Edible Influencer

The Food Commons Provides a New Model for Bringing Back Local Food

By | September 15, 2014
0 Shares
Share to printerest Share to fb Share to twitter Share to mail Share to print
Photo courtesy of Carole Topalian

Should a community be able to feed itself?

Let's go back to the future to answer that question.

Imagine local farms and local neighborhood markets selling products from those local farms. Imagine also local processing operations and distribution services.

Now stretch your imagination a bit more, and imagine all of these local food enterprises – from farms to markets – all under one business umbrella and owned by the community, not some small group of wealthy investors. Further imagine the land and facilities owned by a community trust to be held in perpetuity for future generations.

Imagine these local food systems in communities everywhere linked together into a remarkable network for mutual support, coordination and learning.

This is The Food Commons, a vision that is becoming a reality.

It is not our intent to replace the global industrial system that brings us abundant food from all over the globe at affordable(?) prices. We're planning and organizing an alternative system that sits alongside the global industrial one, but focuses on local food, a system that does local food in sufficient scale that the efficiencies gained make high-quality local food affordable and accessible.

In 2009, Jim Cochran (a highly successful organic farmer near Santa Cruz) and I began discussing this concept. After working with a small team, and later with many more sustainable food system leaders from around the country, a concept document, The Food Commons 2.0, was released in October 2011.

Since then, after receiving funding from three foundations, three prototypes are in development plus national support structures in operation: The flagship prototype is Fresno, followed by Atlanta, Georgia; and New Zealand.

There are many efforts around the country that have emerged to provide infrastructure and other services to support local food. For instance, recognizing the lack of aggregation and distribution services for local food, many food hubs have sprung up to meet this need. Like the growth in farmers' markets, these food hubs are attempting to source from local growers and then distribute local product to community markets, restaurants and food service.

While The Food Commons incorporates the food-hub function, it is a much larger and more complex enterprise. It is an entire system, fully integrated.

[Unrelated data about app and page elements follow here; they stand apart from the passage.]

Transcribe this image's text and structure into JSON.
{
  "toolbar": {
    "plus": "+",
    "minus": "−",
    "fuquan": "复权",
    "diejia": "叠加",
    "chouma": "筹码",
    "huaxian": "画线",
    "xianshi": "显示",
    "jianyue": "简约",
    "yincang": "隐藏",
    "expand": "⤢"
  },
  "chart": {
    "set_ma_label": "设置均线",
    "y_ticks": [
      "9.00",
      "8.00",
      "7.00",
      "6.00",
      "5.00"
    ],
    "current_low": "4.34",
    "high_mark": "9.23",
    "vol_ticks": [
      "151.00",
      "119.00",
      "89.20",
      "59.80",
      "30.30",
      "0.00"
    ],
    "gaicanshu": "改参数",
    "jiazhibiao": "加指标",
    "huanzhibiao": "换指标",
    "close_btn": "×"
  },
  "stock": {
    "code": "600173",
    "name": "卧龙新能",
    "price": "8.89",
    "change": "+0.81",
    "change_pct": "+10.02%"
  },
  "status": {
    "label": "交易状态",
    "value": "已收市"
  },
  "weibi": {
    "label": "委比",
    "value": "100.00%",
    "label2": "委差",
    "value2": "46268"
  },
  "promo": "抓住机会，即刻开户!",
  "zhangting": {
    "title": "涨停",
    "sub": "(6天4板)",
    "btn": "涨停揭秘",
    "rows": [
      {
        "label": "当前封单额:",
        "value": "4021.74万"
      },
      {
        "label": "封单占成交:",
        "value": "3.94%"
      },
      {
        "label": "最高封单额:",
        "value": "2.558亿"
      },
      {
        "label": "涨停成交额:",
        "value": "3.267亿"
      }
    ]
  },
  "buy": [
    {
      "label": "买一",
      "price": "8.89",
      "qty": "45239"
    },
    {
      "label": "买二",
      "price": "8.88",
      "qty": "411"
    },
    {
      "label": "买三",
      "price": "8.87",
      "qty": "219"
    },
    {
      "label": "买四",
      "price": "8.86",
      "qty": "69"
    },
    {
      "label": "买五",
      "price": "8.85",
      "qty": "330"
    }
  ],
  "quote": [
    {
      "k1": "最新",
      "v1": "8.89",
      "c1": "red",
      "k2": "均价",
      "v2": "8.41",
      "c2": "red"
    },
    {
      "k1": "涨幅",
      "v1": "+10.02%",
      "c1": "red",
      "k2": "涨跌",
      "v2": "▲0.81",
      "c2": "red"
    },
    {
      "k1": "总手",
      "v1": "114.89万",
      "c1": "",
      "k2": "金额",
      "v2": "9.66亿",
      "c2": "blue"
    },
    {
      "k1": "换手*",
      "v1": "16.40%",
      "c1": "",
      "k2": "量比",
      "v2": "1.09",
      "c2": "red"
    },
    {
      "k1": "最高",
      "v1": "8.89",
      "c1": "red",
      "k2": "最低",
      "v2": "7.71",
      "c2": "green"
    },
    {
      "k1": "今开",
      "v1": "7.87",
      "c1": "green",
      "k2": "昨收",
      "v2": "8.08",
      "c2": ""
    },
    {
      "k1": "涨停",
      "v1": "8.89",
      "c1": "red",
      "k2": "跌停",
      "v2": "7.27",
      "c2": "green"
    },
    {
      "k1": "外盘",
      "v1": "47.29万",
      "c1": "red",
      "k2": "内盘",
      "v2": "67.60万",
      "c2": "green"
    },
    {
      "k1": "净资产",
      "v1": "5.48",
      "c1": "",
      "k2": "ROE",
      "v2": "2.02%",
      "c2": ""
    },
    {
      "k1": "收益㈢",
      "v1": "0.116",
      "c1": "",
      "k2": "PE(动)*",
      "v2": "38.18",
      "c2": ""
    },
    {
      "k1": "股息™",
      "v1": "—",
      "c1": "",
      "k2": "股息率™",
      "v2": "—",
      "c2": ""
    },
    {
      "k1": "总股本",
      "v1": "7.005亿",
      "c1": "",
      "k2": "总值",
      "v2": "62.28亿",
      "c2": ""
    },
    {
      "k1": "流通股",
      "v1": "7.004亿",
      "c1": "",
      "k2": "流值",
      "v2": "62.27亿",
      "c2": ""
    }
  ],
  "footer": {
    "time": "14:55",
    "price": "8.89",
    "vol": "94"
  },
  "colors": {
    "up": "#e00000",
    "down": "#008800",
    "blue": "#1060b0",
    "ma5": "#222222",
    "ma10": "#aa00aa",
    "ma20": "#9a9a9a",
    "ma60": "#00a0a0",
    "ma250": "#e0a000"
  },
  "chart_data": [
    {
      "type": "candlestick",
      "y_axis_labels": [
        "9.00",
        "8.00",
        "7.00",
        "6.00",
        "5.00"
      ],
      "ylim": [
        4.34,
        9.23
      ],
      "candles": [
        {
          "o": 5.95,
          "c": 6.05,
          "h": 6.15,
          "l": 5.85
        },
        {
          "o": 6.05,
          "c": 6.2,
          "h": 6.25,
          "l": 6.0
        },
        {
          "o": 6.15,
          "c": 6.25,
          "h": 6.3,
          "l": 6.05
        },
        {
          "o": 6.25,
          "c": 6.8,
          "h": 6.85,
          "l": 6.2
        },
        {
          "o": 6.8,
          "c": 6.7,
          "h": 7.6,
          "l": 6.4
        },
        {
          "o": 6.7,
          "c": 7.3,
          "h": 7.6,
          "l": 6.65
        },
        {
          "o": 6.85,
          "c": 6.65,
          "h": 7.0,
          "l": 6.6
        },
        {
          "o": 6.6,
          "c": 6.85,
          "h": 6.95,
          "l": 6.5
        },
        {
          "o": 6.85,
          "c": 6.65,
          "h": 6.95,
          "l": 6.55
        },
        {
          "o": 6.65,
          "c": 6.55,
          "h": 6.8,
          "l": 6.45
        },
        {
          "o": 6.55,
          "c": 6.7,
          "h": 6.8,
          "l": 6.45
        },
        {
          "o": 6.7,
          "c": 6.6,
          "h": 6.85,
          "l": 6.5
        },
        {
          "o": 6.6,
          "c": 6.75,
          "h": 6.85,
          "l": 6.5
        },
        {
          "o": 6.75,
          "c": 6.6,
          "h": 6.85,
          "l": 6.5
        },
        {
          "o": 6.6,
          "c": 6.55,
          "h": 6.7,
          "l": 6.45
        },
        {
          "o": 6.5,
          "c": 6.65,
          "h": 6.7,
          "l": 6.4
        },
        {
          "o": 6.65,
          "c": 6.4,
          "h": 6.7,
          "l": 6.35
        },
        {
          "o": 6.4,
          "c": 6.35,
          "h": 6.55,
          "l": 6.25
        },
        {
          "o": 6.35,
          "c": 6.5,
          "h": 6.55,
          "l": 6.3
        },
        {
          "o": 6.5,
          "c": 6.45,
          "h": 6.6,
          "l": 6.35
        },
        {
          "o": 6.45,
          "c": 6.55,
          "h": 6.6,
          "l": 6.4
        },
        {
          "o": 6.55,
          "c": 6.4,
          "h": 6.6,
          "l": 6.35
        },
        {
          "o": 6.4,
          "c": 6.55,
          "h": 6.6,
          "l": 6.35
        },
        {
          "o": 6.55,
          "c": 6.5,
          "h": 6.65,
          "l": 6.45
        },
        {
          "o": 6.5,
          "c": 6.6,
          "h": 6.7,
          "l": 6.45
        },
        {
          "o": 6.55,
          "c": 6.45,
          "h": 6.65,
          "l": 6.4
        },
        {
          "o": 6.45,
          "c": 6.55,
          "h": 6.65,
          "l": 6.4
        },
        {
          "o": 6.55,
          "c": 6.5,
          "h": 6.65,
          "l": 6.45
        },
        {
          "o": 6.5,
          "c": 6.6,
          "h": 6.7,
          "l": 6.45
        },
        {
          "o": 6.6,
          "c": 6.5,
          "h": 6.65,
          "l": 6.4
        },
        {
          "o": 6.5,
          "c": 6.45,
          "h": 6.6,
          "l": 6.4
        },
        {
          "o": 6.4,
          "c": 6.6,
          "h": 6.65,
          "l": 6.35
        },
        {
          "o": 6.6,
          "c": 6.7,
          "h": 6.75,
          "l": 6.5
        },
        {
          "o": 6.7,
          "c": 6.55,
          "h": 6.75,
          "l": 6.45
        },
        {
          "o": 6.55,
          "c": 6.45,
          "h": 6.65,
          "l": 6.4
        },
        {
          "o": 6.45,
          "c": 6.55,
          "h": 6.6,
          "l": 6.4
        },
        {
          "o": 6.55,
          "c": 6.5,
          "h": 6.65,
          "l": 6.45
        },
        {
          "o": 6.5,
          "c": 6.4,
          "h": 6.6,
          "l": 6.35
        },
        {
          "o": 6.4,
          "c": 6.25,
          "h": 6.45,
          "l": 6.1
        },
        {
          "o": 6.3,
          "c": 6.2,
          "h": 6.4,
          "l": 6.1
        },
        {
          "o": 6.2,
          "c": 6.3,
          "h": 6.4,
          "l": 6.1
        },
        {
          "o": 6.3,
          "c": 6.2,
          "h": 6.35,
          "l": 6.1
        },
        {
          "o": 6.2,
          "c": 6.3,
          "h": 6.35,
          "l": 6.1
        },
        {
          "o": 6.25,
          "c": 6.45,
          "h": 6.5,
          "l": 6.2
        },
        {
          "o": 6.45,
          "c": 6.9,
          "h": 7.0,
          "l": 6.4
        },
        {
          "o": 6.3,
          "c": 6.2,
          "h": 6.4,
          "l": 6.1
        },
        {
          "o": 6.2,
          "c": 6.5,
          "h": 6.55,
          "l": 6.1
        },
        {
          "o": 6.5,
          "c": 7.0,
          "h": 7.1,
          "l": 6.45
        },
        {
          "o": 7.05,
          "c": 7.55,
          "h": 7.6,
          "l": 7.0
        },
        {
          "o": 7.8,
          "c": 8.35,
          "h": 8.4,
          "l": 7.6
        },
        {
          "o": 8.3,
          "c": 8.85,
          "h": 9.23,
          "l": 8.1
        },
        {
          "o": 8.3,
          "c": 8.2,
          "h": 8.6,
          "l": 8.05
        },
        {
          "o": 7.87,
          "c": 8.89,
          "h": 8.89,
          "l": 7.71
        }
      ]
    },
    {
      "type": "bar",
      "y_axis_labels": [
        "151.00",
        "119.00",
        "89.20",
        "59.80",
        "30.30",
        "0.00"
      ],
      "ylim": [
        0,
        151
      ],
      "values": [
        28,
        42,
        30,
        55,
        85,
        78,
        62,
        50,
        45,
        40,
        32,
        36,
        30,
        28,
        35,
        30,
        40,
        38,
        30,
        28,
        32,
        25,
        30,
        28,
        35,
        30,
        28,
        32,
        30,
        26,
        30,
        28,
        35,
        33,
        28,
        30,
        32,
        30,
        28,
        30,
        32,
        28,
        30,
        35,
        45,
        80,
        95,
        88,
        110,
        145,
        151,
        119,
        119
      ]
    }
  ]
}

We believe by developing a system that incorporates all the necessary food chain operations, local food has a much better chance of succeeding and becoming an important and significant part of the whole food sector.

The entirety of our food sector is estimated to be over $1 trillion in terms of annual revenues. Local food is currently estimated to be less than 1% to maybe 3%, depending on the region or community being measured. We believe, given the tremendous demand for local food, it could easily comprise 10% of the food sector – that is, if the necessary infrastructure could be built and operated successfully.

But we need more than just food hubs. We need farms, processing plants, markets, restaurants and institutions to be dedicated to local food. And more importantly, we need new technology, ownership structures and business models to accomplish this daunting task.

The Food Commons is a national initiative to rebuild mid-scaled, locally driven food infrastructure with community-based ownership and governance.

At the local level think of it as part cooperative, part employee-owned business and part land trust.

If you go back 100 years, most of our food systems were local. Local farmers who we knew and trusted produced our food. And we had local butchers, bakers and candlestick makers. The Food Commons seeks to revitalize this community level food system but with a 21st-century spin, using all the best available technology.

Our goal is make local food highly accessible and affordable with a community ownership structure so that customer loyalty and community stewardship are built in.

This is not unlike the football team the Green Bay Packers. The GBP are not owned by some wealthy sports mogul, but rather by the citizens of Green Bay and region. There are approximately 300,000 loyal "cheeseheads," each of whom is part owner.

Our endeavor is bold and ambitious, but we think doable.

While our industrial food system has provided great abundance – making food fast, convenient and cheap – it is not without flaws. In fact, there are major problems/challenges with the global industrial food system.

It is our hope that The Food Commons will provide a unique alternative and help better balance the industrial system that now dominates our food world.

For more info, visit TheFoodCommons.org.

The Buckminster Fuller Institute named The Food Commons a semi-finalist in the 2014 Fuller Challenge, which honors innovative solutions to the world's most pressing issues. Finalists are chosen in October, with winners of the $100,000 prize announced in November.

Editor's Note: Ojai resident Larry Yee is the co-founder, president and coordinating director of The Food Commons, which is primarily a business development initiative. Working nationally in sustainable agriculture and food systems, he has helped create numerous organizations, many of which provided conceptual threads that led to The Food Commons.

Article from Edible Ojai & Ventura County at http://edibleventuracounty.ediblecommunities.com/food-thought/food-commons-provides-new-model-bringing-back-local-food
Subscribe
Build your own subscription bundle.
Pick 3 regions for $60